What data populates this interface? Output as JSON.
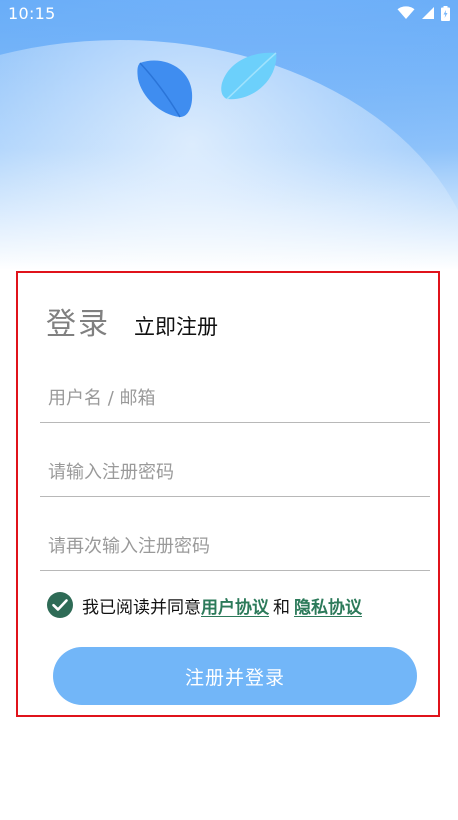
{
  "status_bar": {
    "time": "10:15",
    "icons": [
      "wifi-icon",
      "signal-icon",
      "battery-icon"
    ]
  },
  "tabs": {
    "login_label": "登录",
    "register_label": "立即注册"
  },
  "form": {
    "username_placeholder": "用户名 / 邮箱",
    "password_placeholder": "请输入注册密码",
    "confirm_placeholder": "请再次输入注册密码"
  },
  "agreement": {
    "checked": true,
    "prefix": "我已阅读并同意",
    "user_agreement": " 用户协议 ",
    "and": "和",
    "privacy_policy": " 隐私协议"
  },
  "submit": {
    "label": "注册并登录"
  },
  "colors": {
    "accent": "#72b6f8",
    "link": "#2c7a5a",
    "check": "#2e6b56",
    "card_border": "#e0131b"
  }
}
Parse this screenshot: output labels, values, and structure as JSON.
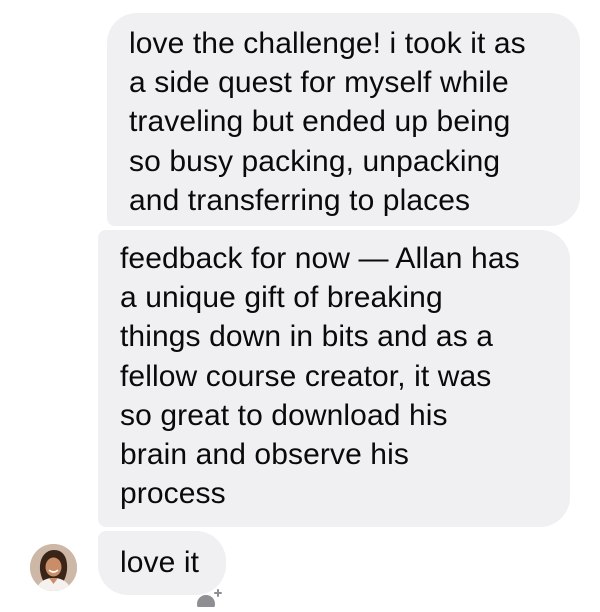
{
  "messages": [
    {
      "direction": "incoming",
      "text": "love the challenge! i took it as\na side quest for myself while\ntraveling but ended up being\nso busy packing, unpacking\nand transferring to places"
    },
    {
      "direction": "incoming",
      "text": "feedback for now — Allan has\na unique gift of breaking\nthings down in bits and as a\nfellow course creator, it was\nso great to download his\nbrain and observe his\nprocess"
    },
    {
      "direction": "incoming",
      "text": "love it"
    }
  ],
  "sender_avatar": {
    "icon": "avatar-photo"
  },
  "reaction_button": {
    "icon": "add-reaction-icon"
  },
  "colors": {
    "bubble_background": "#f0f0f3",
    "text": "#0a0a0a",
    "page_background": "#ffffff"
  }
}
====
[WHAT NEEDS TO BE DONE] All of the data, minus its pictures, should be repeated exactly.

[ANSWER TO THE PROBLEM]
What data populates this interface? Output as JSON.
{
  "status_bar": {
    "time": "10:15",
    "icons": [
      "wifi-icon",
      "signal-icon",
      "battery-icon"
    ]
  },
  "tabs": {
    "login_label": "登录",
    "register_label": "立即注册"
  },
  "form": {
    "username_placeholder": "用户名 / 邮箱",
    "password_placeholder": "请输入注册密码",
    "confirm_placeholder": "请再次输入注册密码"
  },
  "agreement": {
    "checked": true,
    "prefix": "我已阅读并同意",
    "user_agreement": " 用户协议 ",
    "and": "和",
    "privacy_policy": " 隐私协议"
  },
  "submit": {
    "label": "注册并登录"
  },
  "colors": {
    "accent": "#72b6f8",
    "link": "#2c7a5a",
    "check": "#2e6b56",
    "card_border": "#e0131b"
  }
}
Parse this screenshot: output labels, values, and structure as JSON.
{
  "messages": [
    {
      "direction": "incoming",
      "text": "love the challenge! i took it as\na side quest for myself while\ntraveling but ended up being\nso busy packing, unpacking\nand transferring to places"
    },
    {
      "direction": "incoming",
      "text": "feedback for now — Allan has\na unique gift of breaking\nthings down in bits and as a\nfellow course creator, it was\nso great to download his\nbrain and observe his\nprocess"
    },
    {
      "direction": "incoming",
      "text": "love it"
    }
  ],
  "sender_avatar": {
    "icon": "avatar-photo"
  },
  "reaction_button": {
    "icon": "add-reaction-icon"
  },
  "colors": {
    "bubble_background": "#f0f0f3",
    "text": "#0a0a0a",
    "page_background": "#ffffff"
  }
}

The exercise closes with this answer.